Rutgers' LeGrand refusing to let injury tackle dreams

Rutgers' LeGrand refusing to let injury tackle dreams

Rutgers' LeGrand refusing to let injury tackle dreams
From standardized tests to 40-yard dash times, the fast-paced qualifiers of life and football are quite similiar in nature.

Some achieve their endgame -- or reach the end zone -- with exceptional ease. For others, however, life's collision course uncorks a hellacious hit from which it is difficult to recover.

The aforementioned inequity tragically took the field during the Rutgers Scarlet Knights' overtime victory against the Army Black Knights at the Meadowlands Stadium in October 2010.

The triumphant coach that day, Rutgers' Greg Schiano, did not exit the New York Jets and New York Giants' home wearing even the smallest semblance of satisfaction on his face. In his postgame news conference, he had eyes that evidenced an overpowering concern for the well-being of Eric LeGrand, a Scarlet Knights defensive tackle who had suffered a spinal cord injury on a fourth-quarter special teams play gone wrong.

LeGrand's prognosis appeared grim in the days following his devastating football-field fall, as doctors predicted he would never again breathe without the help of a ventilator. Forget walking, the medical experts said. But over the past year, LeGrand has proven to be as tough off the field as he was on it, standing up to teach an entire community that anything is possible when a man has faith in himself.

Since the accident, LeGrand has made progress in rehabilitation while also launching a burgeoning broadcasting career with the Rutgers Radio Network.

And on Saturday, a little over one year after his accident, LeGrand was on the field when his team faced Army for the first time since that fateful game in 2010. This time, however, the action went down at Yankee Stadium, the home of sports' most-storied franchise.

Although LeGrand did not make any tackles on the Yankee Stadium pitch, he acted as a galvanizing force in the Scarlet Knights' 27-12 win.

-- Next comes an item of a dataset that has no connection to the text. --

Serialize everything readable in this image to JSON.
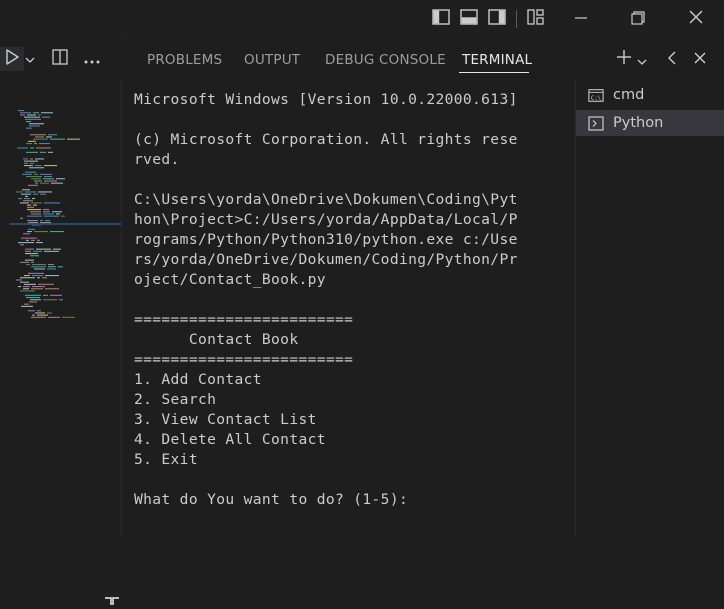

Sporting his No. 52 jersey, LeGrand was one of Rutgers' captains and participated in the pregame coin toss.

Speaking with reporters following the contest's first quarter, LeGrand said he "was ready to put on that helmet and run down on that kickoff."

The helmet LeGrand was referencing was made special for this game and served to honor "all our armed forces, both overseas and back here, back home," said Schiano earlier this week. The helmets, a solid white with a red, white and blue "R" on the side, were also a tribute to a squad that has spent the past year doing what it does best by going above the call of duty for a fallen friend.

"The class that [the Black Knights head coach] Rich Ellerson and the Army football program showed towards Rutgers in this last year has been incredible," Schiano said.

"When Eric got injured in that game, Rich Ellerson and his entire football team stayed in constant contact, whether it be through notes, the whole team wrote him notes at one point, gifts, Army memorabilia, things that were special to them that they gave, have in Eric's room, to even as late as this summer coach Ellerson and members of his team coming down to our stadium club and having lunch with Eric."

One Black Knight who has developed a bond with LeGrand over the past year is running back and team captain Malcom Brown, the man LeGrand was trying to tackle when his life changed forever.

"It was good, he came up to me and said: "Hey, how are you doing,'" LeGrand said of his pregame meeting with Brown, who was at the coin flip.

Make no mistake: LeGrand was no figurehead of the football field Saturday. The man who has spent the entire season lighting up the ears of his Rutgers Radio Network listeners has watched his courage transcend the airwaves.

"I can't tell you how many people I have been able to touch this year," he said. "It's been a fast year."

Rutgers may have triumphed during the first Yankee Stadium football game of 2011. But because of Eric LeGrand, everyone involved came out a winner.

Zachary Finkelstein is an editorial producer for MLB Advanced Media This story was not subject to the approval of Major League Baseball or its clubs.